EXERCISE DIRECTIONS
Without copying any picture, return all lines below exactly.

[DATA FOR THE TASK — start]

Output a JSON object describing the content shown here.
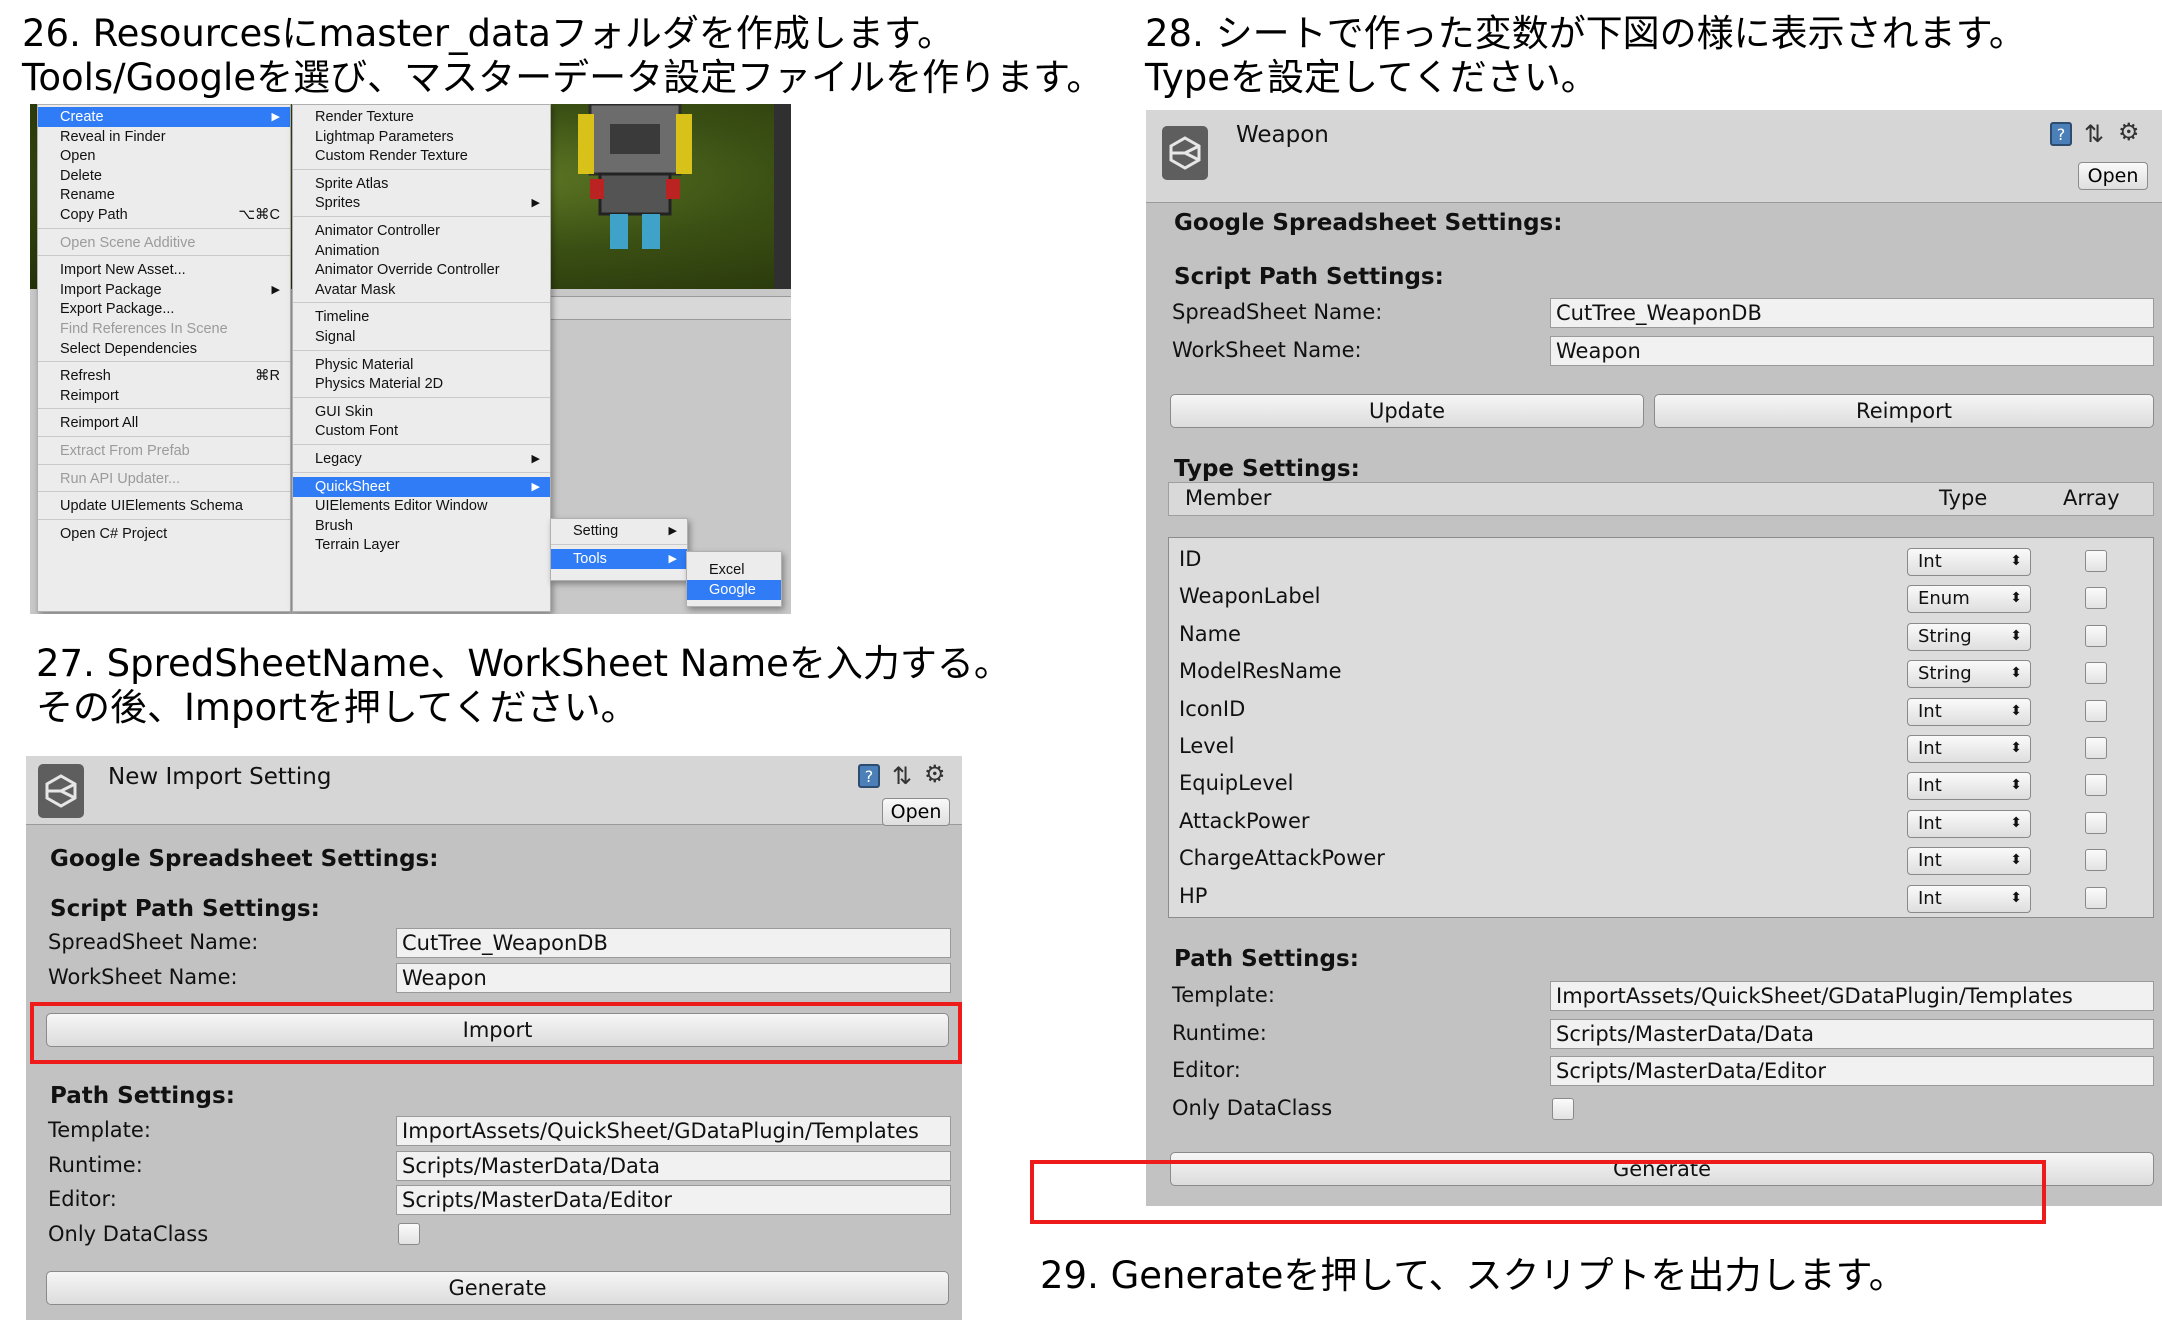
{
  "captions": {
    "step26_line1": "26. Resourcesにmaster_dataフォルダを作成します。",
    "step26_line2": "Tools/Googleを選び、マスターデータ設定ファイルを作ります。",
    "step27_line1": "27. SpredSheetName、WorkSheet Nameを入力する。",
    "step27_line2": "その後、Importを押してください。",
    "step28_line1": "28. シートで作った変数が下図の様に表示されます。",
    "step28_line2": "Typeを設定してください。",
    "step29": "29. Generateを押して、スクリプトを出力します。"
  },
  "context_menu": {
    "main": [
      {
        "label": "Create",
        "selected": true,
        "arrow": "▶"
      },
      {
        "label": "Reveal in Finder"
      },
      {
        "label": "Open"
      },
      {
        "label": "Delete"
      },
      {
        "label": "Rename"
      },
      {
        "label": "Copy Path",
        "shortcut": "⌥⌘C"
      },
      {
        "label": "Open Scene Additive",
        "disabled": true
      },
      {
        "label": "Import New Asset..."
      },
      {
        "label": "Import Package",
        "arrow": "▶"
      },
      {
        "label": "Export Package..."
      },
      {
        "label": "Find References In Scene",
        "disabled": true
      },
      {
        "label": "Select Dependencies"
      },
      {
        "label": "Refresh",
        "shortcut": "⌘R"
      },
      {
        "label": "Reimport"
      },
      {
        "label": "Reimport All"
      },
      {
        "label": "Extract From Prefab",
        "disabled": true
      },
      {
        "label": "Run API Updater...",
        "disabled": true
      },
      {
        "label": "Update UIElements Schema"
      },
      {
        "label": "Open C# Project"
      }
    ],
    "create_sub": [
      {
        "label": "Render Texture"
      },
      {
        "label": "Lightmap Parameters"
      },
      {
        "label": "Custom Render Texture"
      },
      {
        "label": "Sprite Atlas"
      },
      {
        "label": "Sprites",
        "arrow": "▶"
      },
      {
        "label": "Animator Controller"
      },
      {
        "label": "Animation"
      },
      {
        "label": "Animator Override Controller"
      },
      {
        "label": "Avatar Mask"
      },
      {
        "label": "Timeline"
      },
      {
        "label": "Signal"
      },
      {
        "label": "Physic Material"
      },
      {
        "label": "Physics Material 2D"
      },
      {
        "label": "GUI Skin"
      },
      {
        "label": "Custom Font"
      },
      {
        "label": "Legacy",
        "arrow": "▶"
      },
      {
        "label": "QuickSheet",
        "selected": true,
        "arrow": "▶"
      },
      {
        "label": "UIElements Editor Window"
      },
      {
        "label": "Brush"
      },
      {
        "label": "Terrain Layer"
      }
    ],
    "quicksheet_sub": [
      {
        "label": "Setting",
        "arrow": "▶"
      },
      {
        "label": "Tools",
        "selected": true,
        "arrow": "▶"
      }
    ],
    "tools_sub": [
      {
        "label": "Excel"
      },
      {
        "label": "Google",
        "selected": true
      }
    ]
  },
  "import_panel": {
    "title": "New Import Setting",
    "open_label": "Open",
    "help_glyph": "?",
    "google_section": "Google Spreadsheet Settings:",
    "script_path_section": "Script Path Settings:",
    "spreadsheet_label": "SpreadSheet Name:",
    "spreadsheet_value": "CutTree_WeaponDB",
    "worksheet_label": "WorkSheet Name:",
    "worksheet_value": "Weapon",
    "import_label": "Import",
    "path_section": "Path Settings:",
    "template_label": "Template:",
    "template_value": "ImportAssets/QuickSheet/GDataPlugin/Templates",
    "runtime_label": "Runtime:",
    "runtime_value": "Scripts/MasterData/Data",
    "editor_label": "Editor:",
    "editor_value": "Scripts/MasterData/Editor",
    "only_dataclass_label": "Only DataClass",
    "generate_label": "Generate"
  },
  "weapon_panel": {
    "title": "Weapon",
    "open_label": "Open",
    "help_glyph": "?",
    "google_section": "Google Spreadsheet Settings:",
    "script_path_section": "Script Path Settings:",
    "spreadsheet_label": "SpreadSheet Name:",
    "spreadsheet_value": "CutTree_WeaponDB",
    "worksheet_label": "WorkSheet Name:",
    "worksheet_value": "Weapon",
    "update_label": "Update",
    "reimport_label": "Reimport",
    "type_section": "Type Settings:",
    "col_member": "Member",
    "col_type": "Type",
    "col_array": "Array",
    "members": [
      {
        "name": "ID",
        "type": "Int"
      },
      {
        "name": "WeaponLabel",
        "type": "Enum"
      },
      {
        "name": "Name",
        "type": "String"
      },
      {
        "name": "ModelResName",
        "type": "String"
      },
      {
        "name": "IconID",
        "type": "Int"
      },
      {
        "name": "Level",
        "type": "Int"
      },
      {
        "name": "EquipLevel",
        "type": "Int"
      },
      {
        "name": "AttackPower",
        "type": "Int"
      },
      {
        "name": "ChargeAttackPower",
        "type": "Int"
      },
      {
        "name": "HP",
        "type": "Int"
      }
    ],
    "select_arrows": "⬍",
    "path_section": "Path Settings:",
    "template_label": "Template:",
    "template_value": "ImportAssets/QuickSheet/GDataPlugin/Templates",
    "runtime_label": "Runtime:",
    "runtime_value": "Scripts/MasterData/Data",
    "editor_label": "Editor:",
    "editor_value": "Scripts/MasterData/Editor",
    "only_dataclass_label": "Only DataClass",
    "generate_label": "Generate"
  },
  "colors": {
    "highlight_box": "#ee1b1b",
    "menu_selection": "#2f7cf6",
    "panel_background": "#c2c2c2"
  }
}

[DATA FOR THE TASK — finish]

RESULT OF THE TASK
Output a JSON object describing the content shown here.
{
  "captions": {
    "step26_line1": "26. Resourcesにmaster_dataフォルダを作成します。",
    "step26_line2": "Tools/Googleを選び、マスターデータ設定ファイルを作ります。",
    "step27_line1": "27. SpredSheetName、WorkSheet Nameを入力する。",
    "step27_line2": "その後、Importを押してください。",
    "step28_line1": "28. シートで作った変数が下図の様に表示されます。",
    "step28_line2": "Typeを設定してください。",
    "step29": "29. Generateを押して、スクリプトを出力します。"
  },
  "context_menu": {
    "main": [
      {
        "label": "Create",
        "selected": true,
        "arrow": "▶"
      },
      {
        "label": "Reveal in Finder"
      },
      {
        "label": "Open"
      },
      {
        "label": "Delete"
      },
      {
        "label": "Rename"
      },
      {
        "label": "Copy Path",
        "shortcut": "⌥⌘C"
      },
      {
        "label": "Open Scene Additive",
        "disabled": true
      },
      {
        "label": "Import New Asset..."
      },
      {
        "label": "Import Package",
        "arrow": "▶"
      },
      {
        "label": "Export Package..."
      },
      {
        "label": "Find References In Scene",
        "disabled": true
      },
      {
        "label": "Select Dependencies"
      },
      {
        "label": "Refresh",
        "shortcut": "⌘R"
      },
      {
        "label": "Reimport"
      },
      {
        "label": "Reimport All"
      },
      {
        "label": "Extract From Prefab",
        "disabled": true
      },
      {
        "label": "Run API Updater...",
        "disabled": true
      },
      {
        "label": "Update UIElements Schema"
      },
      {
        "label": "Open C# Project"
      }
    ],
    "create_sub": [
      {
        "label": "Render Texture"
      },
      {
        "label": "Lightmap Parameters"
      },
      {
        "label": "Custom Render Texture"
      },
      {
        "label": "Sprite Atlas"
      },
      {
        "label": "Sprites",
        "arrow": "▶"
      },
      {
        "label": "Animator Controller"
      },
      {
        "label": "Animation"
      },
      {
        "label": "Animator Override Controller"
      },
      {
        "label": "Avatar Mask"
      },
      {
        "label": "Timeline"
      },
      {
        "label": "Signal"
      },
      {
        "label": "Physic Material"
      },
      {
        "label": "Physics Material 2D"
      },
      {
        "label": "GUI Skin"
      },
      {
        "label": "Custom Font"
      },
      {
        "label": "Legacy",
        "arrow": "▶"
      },
      {
        "label": "QuickSheet",
        "selected": true,
        "arrow": "▶"
      },
      {
        "label": "UIElements Editor Window"
      },
      {
        "label": "Brush"
      },
      {
        "label": "Terrain Layer"
      }
    ],
    "quicksheet_sub": [
      {
        "label": "Setting",
        "arrow": "▶"
      },
      {
        "label": "Tools",
        "selected": true,
        "arrow": "▶"
      }
    ],
    "tools_sub": [
      {
        "label": "Excel"
      },
      {
        "label": "Google",
        "selected": true
      }
    ]
  },
  "import_panel": {
    "title": "New Import Setting",
    "open_label": "Open",
    "help_glyph": "?",
    "google_section": "Google Spreadsheet Settings:",
    "script_path_section": "Script Path Settings:",
    "spreadsheet_label": "SpreadSheet Name:",
    "spreadsheet_value": "CutTree_WeaponDB",
    "worksheet_label": "WorkSheet Name:",
    "worksheet_value": "Weapon",
    "import_label": "Import",
    "path_section": "Path Settings:",
    "template_label": "Template:",
    "template_value": "ImportAssets/QuickSheet/GDataPlugin/Templates",
    "runtime_label": "Runtime:",
    "runtime_value": "Scripts/MasterData/Data",
    "editor_label": "Editor:",
    "editor_value": "Scripts/MasterData/Editor",
    "only_dataclass_label": "Only DataClass",
    "generate_label": "Generate"
  },
  "weapon_panel": {
    "title": "Weapon",
    "open_label": "Open",
    "help_glyph": "?",
    "google_section": "Google Spreadsheet Settings:",
    "script_path_section": "Script Path Settings:",
    "spreadsheet_label": "SpreadSheet Name:",
    "spreadsheet_value": "CutTree_WeaponDB",
    "worksheet_label": "WorkSheet Name:",
    "worksheet_value": "Weapon",
    "update_label": "Update",
    "reimport_label": "Reimport",
    "type_section": "Type Settings:",
    "col_member": "Member",
    "col_type": "Type",
    "col_array": "Array",
    "members": [
      {
        "name": "ID",
        "type": "Int"
      },
      {
        "name": "WeaponLabel",
        "type": "Enum"
      },
      {
        "name": "Name",
        "type": "String"
      },
      {
        "name": "ModelResName",
        "type": "String"
      },
      {
        "name": "IconID",
        "type": "Int"
      },
      {
        "name": "Level",
        "type": "Int"
      },
      {
        "name": "EquipLevel",
        "type": "Int"
      },
      {
        "name": "AttackPower",
        "type": "Int"
      },
      {
        "name": "ChargeAttackPower",
        "type": "Int"
      },
      {
        "name": "HP",
        "type": "Int"
      }
    ],
    "select_arrows": "⬍",
    "path_section": "Path Settings:",
    "template_label": "Template:",
    "template_value": "ImportAssets/QuickSheet/GDataPlugin/Templates",
    "runtime_label": "Runtime:",
    "runtime_value": "Scripts/MasterData/Data",
    "editor_label": "Editor:",
    "editor_value": "Scripts/MasterData/Editor",
    "only_dataclass_label": "Only DataClass",
    "generate_label": "Generate"
  },
  "colors": {
    "highlight_box": "#ee1b1b",
    "menu_selection": "#2f7cf6",
    "panel_background": "#c2c2c2"
  }
}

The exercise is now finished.